October 1, 2004 | Raincoast Education Society
Witches, goblins, giant spiders and bats are among some of the characters associated with the frights of Halloween. Through the ages, bats have been vilified as blind, diseased, bloodsucking vampires. Their frightening reputation, however, keeps people form learning about the true nature of these vulnerable and fascinating creatures.
Scientists classify bats in the mammalian order Chiroptera, meaning “handwing.” With about 1000 species, bats constitute nearly one-quarter of the known mammalian species! Twenty bat species inhabit Canada. Sixteen of these live in British Columbia.

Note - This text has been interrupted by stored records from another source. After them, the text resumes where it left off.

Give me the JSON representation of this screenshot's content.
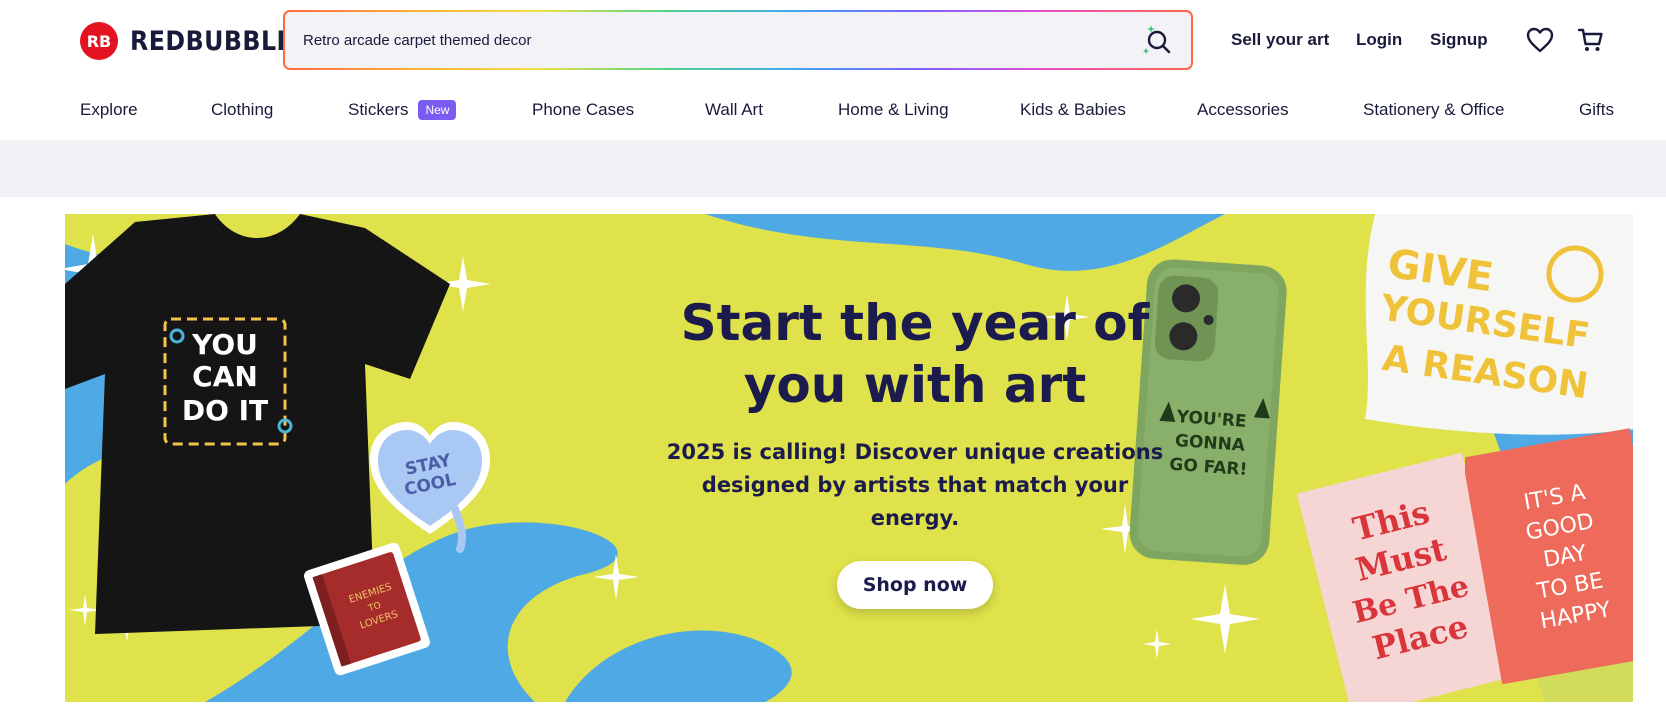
{
  "header": {
    "logo_mark": "RB",
    "logo_text": "REDBUBBLE",
    "search": {
      "value": "Retro arcade carpet themed decor"
    },
    "links": {
      "sell": "Sell your art",
      "login": "Login",
      "signup": "Signup"
    }
  },
  "nav": {
    "items": [
      {
        "label": "Explore"
      },
      {
        "label": "Clothing"
      },
      {
        "label": "Stickers",
        "badge": "New"
      },
      {
        "label": "Phone Cases"
      },
      {
        "label": "Wall Art"
      },
      {
        "label": "Home & Living"
      },
      {
        "label": "Kids & Babies"
      },
      {
        "label": "Accessories"
      },
      {
        "label": "Stationery & Office"
      },
      {
        "label": "Gifts"
      }
    ]
  },
  "hero": {
    "title_line1": "Start the year of",
    "title_line2": "you with art",
    "subtitle": "2025 is calling! Discover unique creations designed by artists that match your energy.",
    "cta": "Shop now",
    "products": {
      "tshirt_text": [
        "YOU",
        "CAN",
        "DO IT"
      ],
      "sticker_text": [
        "STAY",
        "COOL"
      ],
      "book_text": [
        "ENEMIES",
        "TO",
        "LOVERS"
      ],
      "phone_text": [
        "YOU'RE",
        "GONNA",
        "GO FAR!"
      ],
      "pillow_text": [
        "GIVE",
        "YOURSELF",
        "A REASON"
      ],
      "card_pink_text": [
        "This",
        "Must",
        "Be The",
        "Place"
      ],
      "card_red_text": [
        "IT'S A",
        "GOOD",
        "DAY",
        "TO BE",
        "HAPPY"
      ]
    },
    "colors": {
      "yellow": "#dfe24a",
      "blue": "#4fa9e4",
      "navy": "#1c1b4d"
    }
  },
  "icons": {
    "search": "search-sparkle-icon",
    "wishlist": "heart-icon",
    "cart": "cart-icon"
  }
}
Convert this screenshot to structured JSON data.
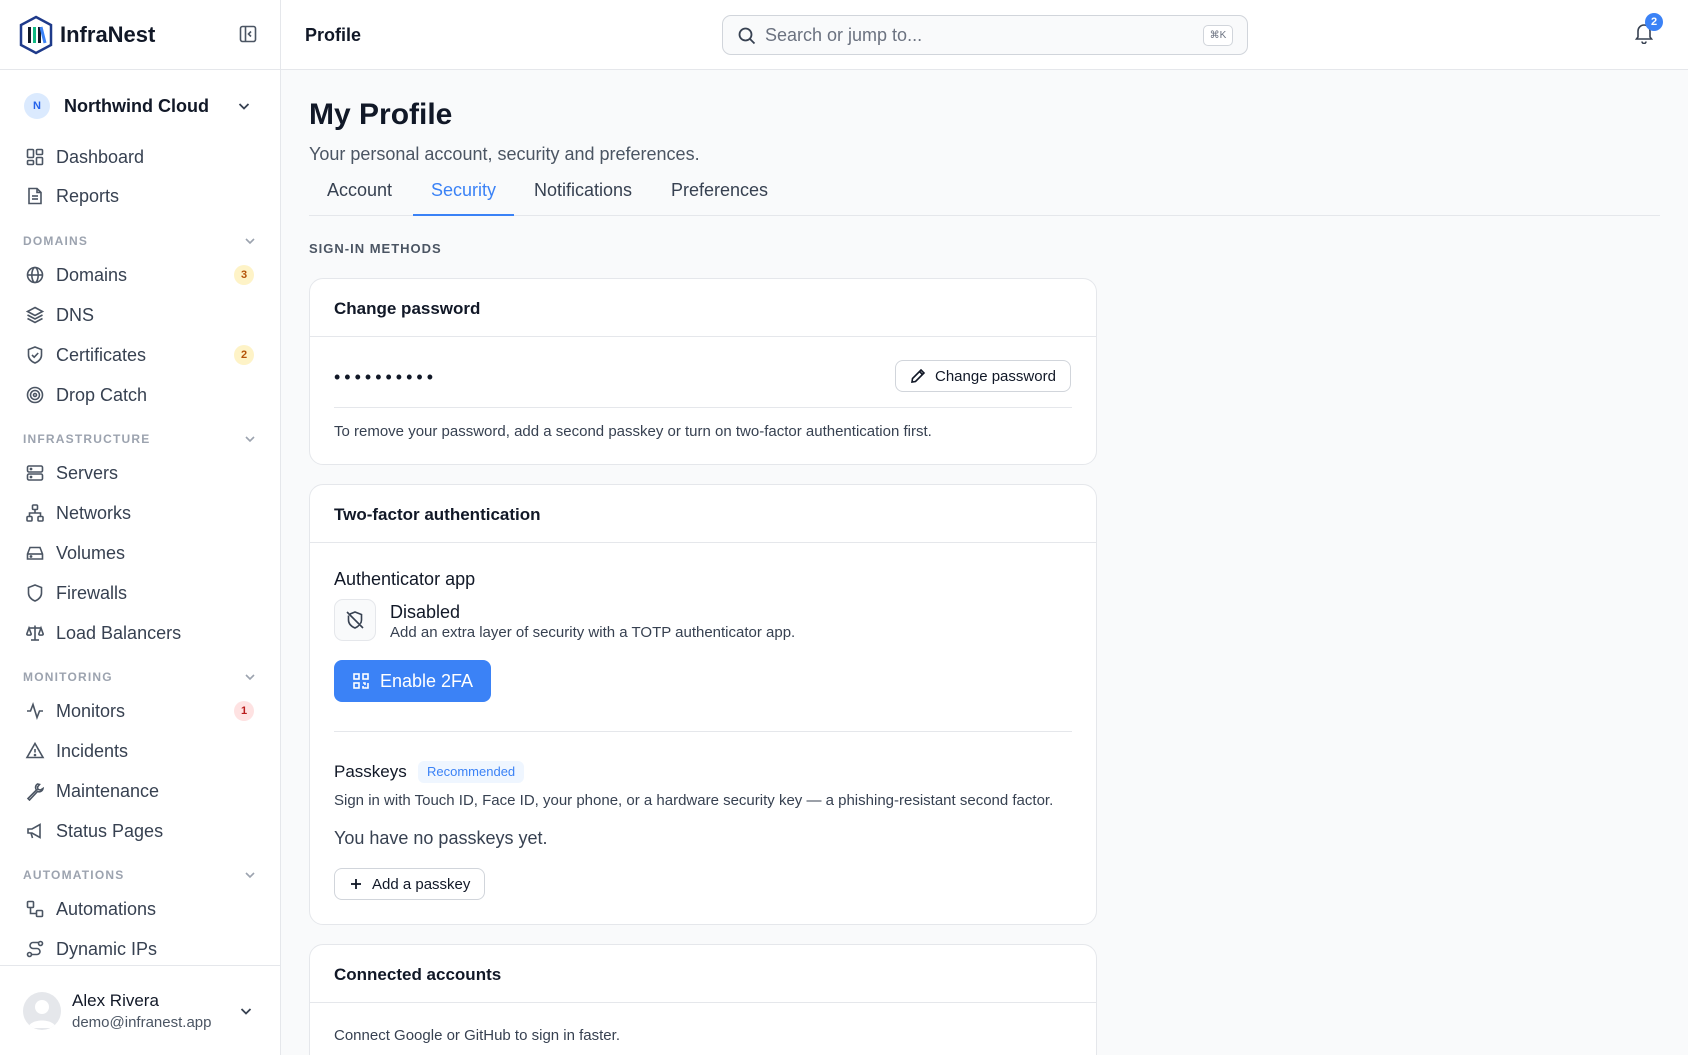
{
  "brand": {
    "name": "InfraNest"
  },
  "org": {
    "initial": "N",
    "name": "Northwind Cloud"
  },
  "nav_top": [
    {
      "label": "Dashboard",
      "icon": "dashboard-icon"
    },
    {
      "label": "Reports",
      "icon": "report-icon"
    }
  ],
  "sections": [
    {
      "title": "DOMAINS",
      "items": [
        {
          "label": "Domains",
          "icon": "globe-icon",
          "badge": "3",
          "badge_color": "#b45309"
        },
        {
          "label": "DNS",
          "icon": "layers-icon"
        },
        {
          "label": "Certificates",
          "icon": "shield-check-icon",
          "badge": "2",
          "badge_color": "#b45309"
        },
        {
          "label": "Drop Catch",
          "icon": "target-icon"
        }
      ]
    },
    {
      "title": "INFRASTRUCTURE",
      "items": [
        {
          "label": "Servers",
          "icon": "server-icon"
        },
        {
          "label": "Networks",
          "icon": "network-icon"
        },
        {
          "label": "Volumes",
          "icon": "hard-drive-icon"
        },
        {
          "label": "Firewalls",
          "icon": "shield-icon"
        },
        {
          "label": "Load Balancers",
          "icon": "scale-icon"
        }
      ]
    },
    {
      "title": "MONITORING",
      "items": [
        {
          "label": "Monitors",
          "icon": "activity-icon",
          "badge": "1",
          "badge_color": "#b91c1c"
        },
        {
          "label": "Incidents",
          "icon": "alert-triangle-icon"
        },
        {
          "label": "Maintenance",
          "icon": "wrench-icon"
        },
        {
          "label": "Status Pages",
          "icon": "megaphone-icon"
        }
      ]
    },
    {
      "title": "AUTOMATIONS",
      "items": [
        {
          "label": "Automations",
          "icon": "workflow-icon"
        },
        {
          "label": "Dynamic IPs",
          "icon": "route-icon"
        }
      ]
    }
  ],
  "user": {
    "name": "Alex Rivera",
    "email": "demo@infranest.app"
  },
  "topbar": {
    "page_title": "Profile",
    "search_placeholder": "Search or jump to...",
    "shortcut": "⌘K",
    "notifications_count": "2"
  },
  "page": {
    "title": "My Profile",
    "subtitle": "Your personal account, security and preferences.",
    "tabs": [
      {
        "label": "Account",
        "active": false
      },
      {
        "label": "Security",
        "active": true
      },
      {
        "label": "Notifications",
        "active": false
      },
      {
        "label": "Preferences",
        "active": false
      }
    ],
    "section_label": "SIGN-IN METHODS"
  },
  "password_card": {
    "title": "Change password",
    "masked_value": "••••••••••",
    "button_label": "Change password",
    "note": "To remove your password, add a second passkey or turn on two-factor authentication first."
  },
  "twofa_card": {
    "title": "Two-factor authentication",
    "app_heading": "Authenticator app",
    "status": "Disabled",
    "status_desc": "Add an extra layer of security with a TOTP authenticator app.",
    "enable_label": "Enable 2FA",
    "passkeys_heading": "Passkeys",
    "passkeys_badge": "Recommended",
    "passkeys_desc": "Sign in with Touch ID, Face ID, your phone, or a hardware security key — a phishing-resistant second factor.",
    "passkeys_empty": "You have no passkeys yet.",
    "add_passkey_label": "Add a passkey"
  },
  "connected_card": {
    "title": "Connected accounts",
    "desc": "Connect Google or GitHub to sign in faster."
  },
  "colors": {
    "accent": "#3b82f6",
    "sidebar_bg": "#ffffff",
    "page_bg": "#f9fafb"
  }
}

These nocturnal furry mammals perform invaluable ecological roles: pollinating flowers, dispersing fruit seeds and, in their role as predators, keeping insect populations in check. Having very few natural enemies, bat populations are most seriously impacted by human activity. Many bat species rely on ponds and marshes for foraging, trees and snags for roosting, and caves for hibernating. Increasingly, each of these habitat types is being changed or destroyed by human activities. To date, eight of BC’s 16 species are considered “at risk”.
In order to assist the planning of protected habitats and appropriate ecosystem management guidelines in Clayoquot Sound, the Scientific Panel and a local planning team commissioned an inventory of the resident bat species.
In 1996, three biologists began this study and their results to date have confirmed the presence of seven local bat species: the Western Long-eared Myotis, California Myotis, Yuma Myotis, Little Brown Myotis, Silver-haired Bat, Big Brown Bat and Keen’s Long-eared Myotis.
Discovery of BC’s endangered Keen’s Long-eared Myotis is especially significant because so few known locations of this species exist. It would be a real treat to spot him on your prowls on the eve of Halloween.
Did You Know?
Bats are the only true flying mammals.
Bats are known to live up to 30 years in the wild.
In some parts of Asia, bats are a sign of good fortune or fertility.
All bats are protected under the BC Wildlife Act.
Bats consume about half their weight in insects every night; an individual Brown Myotis, which weighs about 6 grams, has been reported catching and consuming up to 900 insects an hour. Maybe you should invite one of them to your next bonfire?